Alison Gopnik is a professor of psychology and affiliate professor of philosophy at the University of California at Berkeley, and a member of the Berkeley AI Research Group. She received her BA from McGill University and her PhD. from Oxford University. She is a leader in the study of cognitive science and of children’s learning and development and was one of the founders of the field of “theory of mind”, an originator of the “theory of cognitive development”, and the first to apply Bayesian probabilistic models to children’s learning. She has received both the APS Lifetime Achievement Cattell and William James Awards, the Bradford Washburn Award for Science Communication, and the SRCD Lifetime Achievement Award for Basic Science in Child Development. She is an elected member of the Society of Experimental Psychologists and the American Academy of Arts and Sciences and a Cognitive Science Society, American Association for the Advancement of Science, and Guggenheim Fellow.
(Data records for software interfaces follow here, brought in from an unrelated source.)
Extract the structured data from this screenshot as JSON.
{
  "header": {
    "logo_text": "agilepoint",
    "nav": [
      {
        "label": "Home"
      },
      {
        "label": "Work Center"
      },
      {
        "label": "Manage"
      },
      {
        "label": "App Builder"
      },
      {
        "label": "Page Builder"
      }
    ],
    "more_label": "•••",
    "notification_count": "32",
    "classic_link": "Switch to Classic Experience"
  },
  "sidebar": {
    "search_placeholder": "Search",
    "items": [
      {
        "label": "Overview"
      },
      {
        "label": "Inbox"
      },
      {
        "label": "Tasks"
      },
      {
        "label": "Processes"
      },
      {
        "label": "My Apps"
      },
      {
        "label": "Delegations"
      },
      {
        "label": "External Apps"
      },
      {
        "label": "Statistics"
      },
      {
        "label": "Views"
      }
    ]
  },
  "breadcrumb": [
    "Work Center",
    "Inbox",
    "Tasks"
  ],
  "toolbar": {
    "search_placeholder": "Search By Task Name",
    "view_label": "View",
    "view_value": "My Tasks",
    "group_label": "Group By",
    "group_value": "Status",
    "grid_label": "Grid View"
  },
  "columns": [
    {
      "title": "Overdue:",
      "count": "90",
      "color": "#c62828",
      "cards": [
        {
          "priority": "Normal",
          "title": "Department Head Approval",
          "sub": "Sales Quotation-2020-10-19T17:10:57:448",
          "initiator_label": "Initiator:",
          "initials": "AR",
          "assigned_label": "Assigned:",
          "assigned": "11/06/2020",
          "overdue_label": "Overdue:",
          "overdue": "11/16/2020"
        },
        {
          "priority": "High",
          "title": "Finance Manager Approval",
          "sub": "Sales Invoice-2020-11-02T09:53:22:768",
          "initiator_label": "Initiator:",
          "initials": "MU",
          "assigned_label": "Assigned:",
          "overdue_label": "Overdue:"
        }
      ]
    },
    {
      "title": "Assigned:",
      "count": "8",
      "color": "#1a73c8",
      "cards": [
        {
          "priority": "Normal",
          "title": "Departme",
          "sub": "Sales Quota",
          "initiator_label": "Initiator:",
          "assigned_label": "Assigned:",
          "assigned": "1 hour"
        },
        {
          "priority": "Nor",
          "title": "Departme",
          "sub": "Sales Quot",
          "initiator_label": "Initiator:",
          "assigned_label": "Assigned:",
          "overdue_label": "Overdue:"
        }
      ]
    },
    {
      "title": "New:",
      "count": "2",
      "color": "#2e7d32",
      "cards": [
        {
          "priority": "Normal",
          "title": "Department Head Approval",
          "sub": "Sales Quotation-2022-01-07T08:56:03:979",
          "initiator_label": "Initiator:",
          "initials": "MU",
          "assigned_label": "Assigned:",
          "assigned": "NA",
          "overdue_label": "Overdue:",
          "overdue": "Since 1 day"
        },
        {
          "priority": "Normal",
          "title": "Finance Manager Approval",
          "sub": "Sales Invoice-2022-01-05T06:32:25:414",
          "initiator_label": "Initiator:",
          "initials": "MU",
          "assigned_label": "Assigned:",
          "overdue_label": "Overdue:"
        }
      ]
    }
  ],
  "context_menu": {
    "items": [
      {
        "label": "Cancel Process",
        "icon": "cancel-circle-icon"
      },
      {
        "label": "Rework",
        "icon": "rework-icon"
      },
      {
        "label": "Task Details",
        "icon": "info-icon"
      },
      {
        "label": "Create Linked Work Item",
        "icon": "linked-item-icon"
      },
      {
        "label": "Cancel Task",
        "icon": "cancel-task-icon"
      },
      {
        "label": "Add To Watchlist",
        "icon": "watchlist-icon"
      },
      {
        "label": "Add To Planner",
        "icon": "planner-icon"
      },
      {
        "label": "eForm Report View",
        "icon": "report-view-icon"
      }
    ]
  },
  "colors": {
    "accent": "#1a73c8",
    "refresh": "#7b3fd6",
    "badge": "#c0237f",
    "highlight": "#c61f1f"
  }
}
She was 2022-23 President of the Association for Psychological Science.
She is the author or coauthor of over 140 journal articles and several books including “Words, thoughts and theories” MIT Press, 1997, and the bestselling and critically acclaimed popular books “The Scientist in the Crib” William Morrow, 1999, “The Philosophical Baby; What children’s minds tell us about love, truth and the meaning of life” 2009, and “The Gardener and the Carpenter” 2016, Farrar, Strauss and Giroux, the latter two won the Cognitive Development Society Best Book Prize in 2009 and 2016. Since 2013 she has written the Mind and Matter column for the Wall Street Journal and she has also written widely about cognitive science and psychology for The New York Times, The Economist, The Atlantic, The New Yorker, Scientific American, The Times Literary Supplement, The New York Review of Books, New Scientist and Slate, among others. Her TED talk on her work has been viewed more than 5.2 million times. She has frequently appeared on TV, radio and podcasts including “The Charlie Rose Show”, “The Colbert Report”, “Radio Lab” and “The Ezra Klein Show”. She lives in Berkeley with her husband Alvy Ray Smith and has three children and five grandchildren.